Entries provided:
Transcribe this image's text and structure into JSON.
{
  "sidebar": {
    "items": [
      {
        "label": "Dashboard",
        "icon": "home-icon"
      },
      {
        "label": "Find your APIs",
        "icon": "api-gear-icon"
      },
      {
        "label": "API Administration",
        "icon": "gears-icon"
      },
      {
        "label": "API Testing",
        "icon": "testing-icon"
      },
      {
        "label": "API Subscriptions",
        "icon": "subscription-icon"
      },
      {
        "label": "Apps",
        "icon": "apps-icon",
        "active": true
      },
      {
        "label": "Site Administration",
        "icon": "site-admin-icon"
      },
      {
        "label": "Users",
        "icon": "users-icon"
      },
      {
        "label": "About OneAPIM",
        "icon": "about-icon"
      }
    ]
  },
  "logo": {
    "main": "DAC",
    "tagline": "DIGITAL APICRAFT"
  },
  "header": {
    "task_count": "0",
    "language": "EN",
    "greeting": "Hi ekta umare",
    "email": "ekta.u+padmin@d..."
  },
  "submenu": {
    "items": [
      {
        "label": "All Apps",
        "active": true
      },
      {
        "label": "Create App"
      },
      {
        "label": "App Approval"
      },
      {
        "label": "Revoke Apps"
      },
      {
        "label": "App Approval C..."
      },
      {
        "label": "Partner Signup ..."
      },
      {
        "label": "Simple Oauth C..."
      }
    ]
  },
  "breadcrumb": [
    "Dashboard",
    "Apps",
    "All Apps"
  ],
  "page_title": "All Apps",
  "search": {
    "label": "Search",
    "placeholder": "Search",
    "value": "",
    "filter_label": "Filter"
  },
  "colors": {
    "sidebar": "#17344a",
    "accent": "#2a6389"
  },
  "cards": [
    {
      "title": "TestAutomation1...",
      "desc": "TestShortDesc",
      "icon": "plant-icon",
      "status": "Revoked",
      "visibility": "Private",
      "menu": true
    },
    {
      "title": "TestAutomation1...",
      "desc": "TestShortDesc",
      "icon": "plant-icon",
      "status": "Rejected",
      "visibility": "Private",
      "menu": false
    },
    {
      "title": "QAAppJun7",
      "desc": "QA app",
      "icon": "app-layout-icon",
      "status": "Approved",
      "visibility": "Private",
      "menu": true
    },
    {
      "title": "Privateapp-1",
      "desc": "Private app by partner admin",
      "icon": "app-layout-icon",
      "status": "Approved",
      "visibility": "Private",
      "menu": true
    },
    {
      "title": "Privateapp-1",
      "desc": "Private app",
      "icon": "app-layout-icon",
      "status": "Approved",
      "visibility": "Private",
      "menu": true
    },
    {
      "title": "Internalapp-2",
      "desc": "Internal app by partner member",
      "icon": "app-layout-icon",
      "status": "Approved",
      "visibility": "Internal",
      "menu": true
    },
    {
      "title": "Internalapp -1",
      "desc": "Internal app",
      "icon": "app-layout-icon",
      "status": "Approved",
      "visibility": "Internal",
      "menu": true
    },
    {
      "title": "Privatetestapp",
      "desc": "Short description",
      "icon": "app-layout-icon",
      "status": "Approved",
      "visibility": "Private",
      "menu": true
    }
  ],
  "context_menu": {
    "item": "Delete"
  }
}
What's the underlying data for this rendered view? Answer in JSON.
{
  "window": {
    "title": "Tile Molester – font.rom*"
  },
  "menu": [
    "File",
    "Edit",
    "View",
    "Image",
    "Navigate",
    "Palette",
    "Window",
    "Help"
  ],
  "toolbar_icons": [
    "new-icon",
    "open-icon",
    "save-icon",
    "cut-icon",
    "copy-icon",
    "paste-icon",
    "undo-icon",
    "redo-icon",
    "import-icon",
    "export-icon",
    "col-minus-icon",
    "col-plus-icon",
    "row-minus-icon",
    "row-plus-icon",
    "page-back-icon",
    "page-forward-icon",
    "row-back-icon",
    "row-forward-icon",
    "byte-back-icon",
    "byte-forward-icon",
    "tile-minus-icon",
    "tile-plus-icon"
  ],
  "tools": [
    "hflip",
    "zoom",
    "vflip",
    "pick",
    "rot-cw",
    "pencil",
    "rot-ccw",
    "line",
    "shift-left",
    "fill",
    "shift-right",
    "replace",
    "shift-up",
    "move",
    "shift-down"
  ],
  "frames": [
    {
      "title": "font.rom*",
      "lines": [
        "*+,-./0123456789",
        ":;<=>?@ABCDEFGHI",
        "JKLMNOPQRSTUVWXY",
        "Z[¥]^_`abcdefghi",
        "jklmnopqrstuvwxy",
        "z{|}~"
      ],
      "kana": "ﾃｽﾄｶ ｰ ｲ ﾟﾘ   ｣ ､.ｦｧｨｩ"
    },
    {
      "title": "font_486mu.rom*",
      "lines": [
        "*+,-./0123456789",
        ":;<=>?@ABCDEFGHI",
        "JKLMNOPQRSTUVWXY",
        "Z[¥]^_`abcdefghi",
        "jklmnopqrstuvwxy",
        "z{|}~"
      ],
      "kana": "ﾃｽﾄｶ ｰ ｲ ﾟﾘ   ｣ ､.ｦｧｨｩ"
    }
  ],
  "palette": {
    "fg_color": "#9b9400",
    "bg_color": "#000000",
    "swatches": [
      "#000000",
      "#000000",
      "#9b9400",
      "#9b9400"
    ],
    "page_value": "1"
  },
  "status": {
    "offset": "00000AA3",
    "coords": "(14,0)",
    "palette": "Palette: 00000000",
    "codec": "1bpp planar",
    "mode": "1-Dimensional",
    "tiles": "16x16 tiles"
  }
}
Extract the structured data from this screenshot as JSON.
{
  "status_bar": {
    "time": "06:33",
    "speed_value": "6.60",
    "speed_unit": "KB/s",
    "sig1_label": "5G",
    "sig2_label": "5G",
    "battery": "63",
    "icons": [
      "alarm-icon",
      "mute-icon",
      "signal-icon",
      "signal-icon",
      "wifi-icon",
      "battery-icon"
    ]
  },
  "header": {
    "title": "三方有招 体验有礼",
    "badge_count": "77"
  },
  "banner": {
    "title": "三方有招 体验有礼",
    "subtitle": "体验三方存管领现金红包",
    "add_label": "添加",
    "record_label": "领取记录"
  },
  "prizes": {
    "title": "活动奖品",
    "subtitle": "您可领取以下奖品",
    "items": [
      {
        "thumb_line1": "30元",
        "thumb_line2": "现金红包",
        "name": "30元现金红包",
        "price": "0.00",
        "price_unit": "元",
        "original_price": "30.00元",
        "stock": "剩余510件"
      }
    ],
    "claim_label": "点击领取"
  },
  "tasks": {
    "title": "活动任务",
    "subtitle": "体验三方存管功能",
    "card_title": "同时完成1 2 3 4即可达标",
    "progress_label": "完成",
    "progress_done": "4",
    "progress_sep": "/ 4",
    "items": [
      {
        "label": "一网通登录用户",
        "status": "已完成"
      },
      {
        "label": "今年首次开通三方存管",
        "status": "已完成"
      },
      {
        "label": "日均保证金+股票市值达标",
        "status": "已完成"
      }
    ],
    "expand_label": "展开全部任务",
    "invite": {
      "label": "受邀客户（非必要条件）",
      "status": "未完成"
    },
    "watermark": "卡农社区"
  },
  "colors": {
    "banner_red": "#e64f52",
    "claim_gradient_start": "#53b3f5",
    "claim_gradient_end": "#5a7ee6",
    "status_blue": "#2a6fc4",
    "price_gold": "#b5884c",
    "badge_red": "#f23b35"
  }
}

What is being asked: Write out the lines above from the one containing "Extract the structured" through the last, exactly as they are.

Answer space:
Extract the structured data from this screenshot as JSON.
{
  "status_bar": {
    "time": "06:33",
    "speed_value": "6.60",
    "speed_unit": "KB/s",
    "sig1_label": "5G",
    "sig2_label": "5G",
    "battery": "63",
    "icons": [
      "alarm-icon",
      "mute-icon",
      "signal-icon",
      "signal-icon",
      "wifi-icon",
      "battery-icon"
    ]
  },
  "header": {
    "title": "三方有招 体验有礼",
    "badge_count": "77"
  },
  "banner": {
    "title": "三方有招 体验有礼",
    "subtitle": "体验三方存管领现金红包",
    "add_label": "添加",
    "record_label": "领取记录"
  },
  "prizes": {
    "title": "活动奖品",
    "subtitle": "您可领取以下奖品",
    "items": [
      {
        "thumb_line1": "30元",
        "thumb_line2": "现金红包",
        "name": "30元现金红包",
        "price": "0.00",
        "price_unit": "元",
        "original_price": "30.00元",
        "stock": "剩余510件"
      }
    ],
    "claim_label": "点击领取"
  },
  "tasks": {
    "title": "活动任务",
    "subtitle": "体验三方存管功能",
    "card_title": "同时完成1 2 3 4即可达标",
    "progress_label": "完成",
    "progress_done": "4",
    "progress_sep": "/ 4",
    "items": [
      {
        "label": "一网通登录用户",
        "status": "已完成"
      },
      {
        "label": "今年首次开通三方存管",
        "status": "已完成"
      },
      {
        "label": "日均保证金+股票市值达标",
        "status": "已完成"
      }
    ],
    "expand_label": "展开全部任务",
    "invite": {
      "label": "受邀客户（非必要条件）",
      "status": "未完成"
    },
    "watermark": "卡农社区"
  },
  "colors": {
    "banner_red": "#e64f52",
    "claim_gradient_start": "#53b3f5",
    "claim_gradient_end": "#5a7ee6",
    "status_blue": "#2a6fc4",
    "price_gold": "#b5884c",
    "badge_red": "#f23b35"
  }
}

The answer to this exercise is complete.